After some experimentation I found I could set the system to add a new scene for each paragraph in the script. I could then hide the text, otherwise it would put it as a caption on screen. Also I could upload my slides in place of some of the auto suggested clips. This way my slides are interspersed with the suggested filler scenes.

Here is what the video looks like generated by automatically, with the defaults (video selected from keywords, scene transitions, animated text). This version was not usable:

I then changed the settings, to use only still images, and have one per paragraph, with no animation, or scene transitions:

One problem was that rendering was very slow (but video rendering is always slow). I found it could be faster by using still images, rather than video clips. The rendering took about six minutes for a six minute video. Also I created a plain black template for the slides, with no shaded pattern.

One option I would like is to reduce the bit-rate of the audio. For an educational video you need only low quality mono sound.

One tip is to set your slide maker (I use LibreOffice) for 16:9 format slides, to match a modern widescreen TV. Then generate the slides images at the resolution required. Full HD TV is 1,920x1,080. Content Samurai produced the lower resolution 1,280x720HD TV format typically used for broadcast TV, but down sampled my higher resolution slides very cleanly.

I could not find a way to prepare closed captions within Content Samurai, so I uploaded the video to YouTube, and then downloaded the VTT file it produced. I then uploaded this to the Moodle website, for the students.

Saturday, August 3, 2019

Square One Coworking Space at ANU

The Australian National University has announced "ANU Square One",  a coworking space for "student entrepreneurs working on projects, startups or freelancing". There will be a launch at 5pm, 21 August 2019. Students can apply now to be "onsite" members. As an ANU alumnus, I have applied to be an "off-site" member, to work on the "Async-Sync Learning System".

Thursday, August 1, 2019

InnovationACT 2019 Team Hunt Tuesday

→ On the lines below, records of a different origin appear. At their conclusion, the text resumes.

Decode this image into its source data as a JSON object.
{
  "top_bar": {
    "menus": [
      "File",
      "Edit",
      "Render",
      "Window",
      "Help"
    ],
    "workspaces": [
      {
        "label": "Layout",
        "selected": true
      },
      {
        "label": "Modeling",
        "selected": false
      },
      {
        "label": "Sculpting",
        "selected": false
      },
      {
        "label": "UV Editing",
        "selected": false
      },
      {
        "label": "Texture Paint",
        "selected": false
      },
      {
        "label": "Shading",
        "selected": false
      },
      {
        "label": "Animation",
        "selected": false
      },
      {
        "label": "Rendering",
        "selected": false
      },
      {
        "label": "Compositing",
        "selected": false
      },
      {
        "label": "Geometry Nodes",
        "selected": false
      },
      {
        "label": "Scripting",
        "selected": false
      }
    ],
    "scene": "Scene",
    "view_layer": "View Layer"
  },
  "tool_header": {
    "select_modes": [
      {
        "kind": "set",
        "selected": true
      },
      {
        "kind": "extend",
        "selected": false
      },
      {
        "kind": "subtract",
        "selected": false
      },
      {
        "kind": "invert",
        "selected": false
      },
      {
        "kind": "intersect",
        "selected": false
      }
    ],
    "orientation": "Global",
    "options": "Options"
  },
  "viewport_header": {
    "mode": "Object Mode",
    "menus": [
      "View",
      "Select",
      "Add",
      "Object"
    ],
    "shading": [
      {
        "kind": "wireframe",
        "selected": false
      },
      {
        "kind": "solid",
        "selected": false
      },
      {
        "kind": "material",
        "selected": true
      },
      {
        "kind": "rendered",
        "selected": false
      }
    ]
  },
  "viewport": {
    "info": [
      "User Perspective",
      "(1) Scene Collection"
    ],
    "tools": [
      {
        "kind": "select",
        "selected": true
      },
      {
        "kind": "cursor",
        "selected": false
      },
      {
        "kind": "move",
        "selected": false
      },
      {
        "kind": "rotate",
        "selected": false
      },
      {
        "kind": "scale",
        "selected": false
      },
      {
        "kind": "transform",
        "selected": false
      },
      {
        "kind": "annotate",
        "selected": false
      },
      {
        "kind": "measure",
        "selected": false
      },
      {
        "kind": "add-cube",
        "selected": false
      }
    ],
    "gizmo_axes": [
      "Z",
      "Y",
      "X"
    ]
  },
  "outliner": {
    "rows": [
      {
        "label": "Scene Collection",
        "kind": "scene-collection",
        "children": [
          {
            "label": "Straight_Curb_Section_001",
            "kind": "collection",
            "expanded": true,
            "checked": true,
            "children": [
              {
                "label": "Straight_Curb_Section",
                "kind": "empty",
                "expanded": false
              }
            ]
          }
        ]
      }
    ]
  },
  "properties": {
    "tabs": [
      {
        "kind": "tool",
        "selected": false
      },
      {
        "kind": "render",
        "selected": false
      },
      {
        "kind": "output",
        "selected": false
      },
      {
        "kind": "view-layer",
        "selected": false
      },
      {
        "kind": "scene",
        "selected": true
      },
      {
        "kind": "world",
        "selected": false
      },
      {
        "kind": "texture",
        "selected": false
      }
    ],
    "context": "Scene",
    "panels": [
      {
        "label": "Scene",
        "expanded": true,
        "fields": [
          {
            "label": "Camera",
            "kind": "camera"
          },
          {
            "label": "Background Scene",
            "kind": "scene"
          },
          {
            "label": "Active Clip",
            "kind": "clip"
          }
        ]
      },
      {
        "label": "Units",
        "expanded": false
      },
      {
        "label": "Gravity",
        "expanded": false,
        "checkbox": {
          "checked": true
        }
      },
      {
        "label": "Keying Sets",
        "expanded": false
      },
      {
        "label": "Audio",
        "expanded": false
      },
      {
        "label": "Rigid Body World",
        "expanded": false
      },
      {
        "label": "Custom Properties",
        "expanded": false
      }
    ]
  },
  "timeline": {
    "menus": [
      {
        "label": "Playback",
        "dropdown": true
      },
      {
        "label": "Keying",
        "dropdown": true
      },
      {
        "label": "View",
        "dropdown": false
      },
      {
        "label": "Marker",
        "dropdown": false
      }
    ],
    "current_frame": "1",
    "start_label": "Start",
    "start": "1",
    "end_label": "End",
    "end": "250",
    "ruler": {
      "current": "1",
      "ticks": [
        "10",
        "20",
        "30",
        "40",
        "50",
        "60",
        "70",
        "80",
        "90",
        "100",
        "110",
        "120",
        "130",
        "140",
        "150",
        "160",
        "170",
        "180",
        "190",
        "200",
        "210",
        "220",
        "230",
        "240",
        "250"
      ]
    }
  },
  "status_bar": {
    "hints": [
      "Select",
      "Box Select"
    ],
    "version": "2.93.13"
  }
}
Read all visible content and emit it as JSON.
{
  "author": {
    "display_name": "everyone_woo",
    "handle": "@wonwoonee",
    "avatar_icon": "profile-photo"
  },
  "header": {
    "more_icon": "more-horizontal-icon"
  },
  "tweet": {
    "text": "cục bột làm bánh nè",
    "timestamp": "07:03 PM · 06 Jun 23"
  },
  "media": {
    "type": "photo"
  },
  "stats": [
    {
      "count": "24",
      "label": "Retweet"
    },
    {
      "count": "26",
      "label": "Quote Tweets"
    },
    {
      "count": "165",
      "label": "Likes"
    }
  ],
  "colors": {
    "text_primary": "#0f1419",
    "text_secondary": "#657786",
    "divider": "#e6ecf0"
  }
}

InnovationACT 2019 starts Tuesday in Canberra, with a Team Hunt. This is a ten-week entrepreneurship program, for teams of two to five ANU students (plus a possible "Wildcard entry"). Teams can work on social enterprises, or for-profit ideas.  Teams can share from $50,000 in grants,to develop their idea. I have mentored several successful teams in the past (including "OK RDY"), and volunteered again this year.